After 9 years at the Grail Center, Asifiwe is in form 5 at Morogoro and her sister Margaret is being raised by Honorata's sister in the mountains nearby. Others have joined them and now there are12 little girls next door to Kisekibaha at Chekechea. They live in much healthier conditions and are going to school. Everyone hopes they will never have fgm and will complete their education. Right now, it looks good for that!
We were honored to be welcomed to the home of Moses and Lea where we sat under a tree, sharing coca cola and chapatis and listened to Moses tell the story of how life has changed for the Masai during his lifetime. 









Chekechea

Just outside the gate to the Grail center at Kisekibaha, is Chekechea. It is the home to Felisiana, a young grail member and the 15 young Masai girls who call her mama. Over the past 10 years the Grail has gradually brought these girls to live here at the request and with the blessings of their birth mothers. These women know that the only way for their daughters to escape fgm, early marriage and the very difficult life of Masai women, is to get an education and live outside Masai culture. They attend the Montessori preschool at Chekechea, (Felisiana is the sole teacher/administrator), or walk to the primary school nearby. They come speaking only the Masai language and must learn Swahili and English. Their beauty and their stories are heartbreaking. Here is their photo, dressed in their Sunday best, and glimpse of the joy 6 jump ropes can bring in Tanzania. 

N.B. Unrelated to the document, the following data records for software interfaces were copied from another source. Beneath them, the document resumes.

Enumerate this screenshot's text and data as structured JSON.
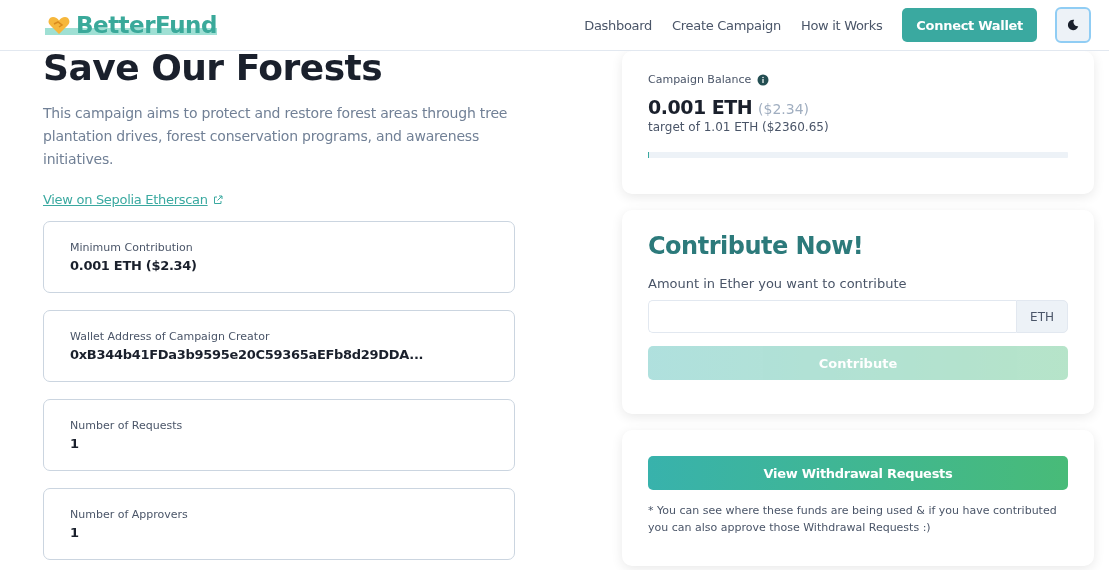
{
  "header": {
    "brand": "BetterFund",
    "nav": [
      "Dashboard",
      "Create Campaign",
      "How it Works"
    ],
    "connect_button": "Connect Wallet",
    "theme_toggle": {
      "dark": false
    }
  },
  "campaign": {
    "title": "Save Our Forests",
    "description": "This campaign aims to protect and restore forest areas through tree plantation drives, forest conservation programs, and awareness initiatives.",
    "etherscan_link": "View on Sepolia Etherscan",
    "stats": [
      {
        "label": "Minimum Contribution",
        "value": "0.001 ETH ($2.34)"
      },
      {
        "label": "Wallet Address of Campaign Creator",
        "value": "0xB344b41FDa3b9595e20C59365aEFb8d29DDA..."
      },
      {
        "label": "Number of Requests",
        "value": "1"
      },
      {
        "label": "Number of Approvers",
        "value": "1"
      }
    ]
  },
  "balance": {
    "label": "Campaign Balance",
    "amount": "0.001 ETH",
    "amount_usd": "($2.34)",
    "target": "target of 1.01 ETH ($2360.65)",
    "level": 0.002
  },
  "contribute": {
    "title": "Contribute Now!",
    "field_label": "Amount in Ether you want to contribute",
    "unit": "ETH",
    "button": "Contribute",
    "disabled": true
  },
  "withdrawal": {
    "button": "View Withdrawal Requests",
    "note": "* You can see where these funds are being used & if you have contributed you can also approve those Withdrawal Requests :)"
  }
}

Thursday, July 25, 2013

Water

There is a continuing 20 year drought in rural Tanzania. If you are lucky, you have enormous rain barrels which have collected water during the rainy season. If you are not this fortunate, you must walk to a well or buy from a vendor. Businessmen on motorbikes speed down the highway with as many as 10 yellow plastic containers strapped every which way to their vehicles, headed for market. Women and children carry the water back to their homes, balanced atop their heads. The corn crop, basic to the diet of most Tanzanians has failed for the most part and the stalks are dried and rustling, no ears.
Here at the Grail center, I am treated to a hot "shower" each night. The water, heated over a wood fire and hand carried to our little guest house in a plastic bucket smells like woodsmoke as I pour each delicious cupful over my head to wash my hair.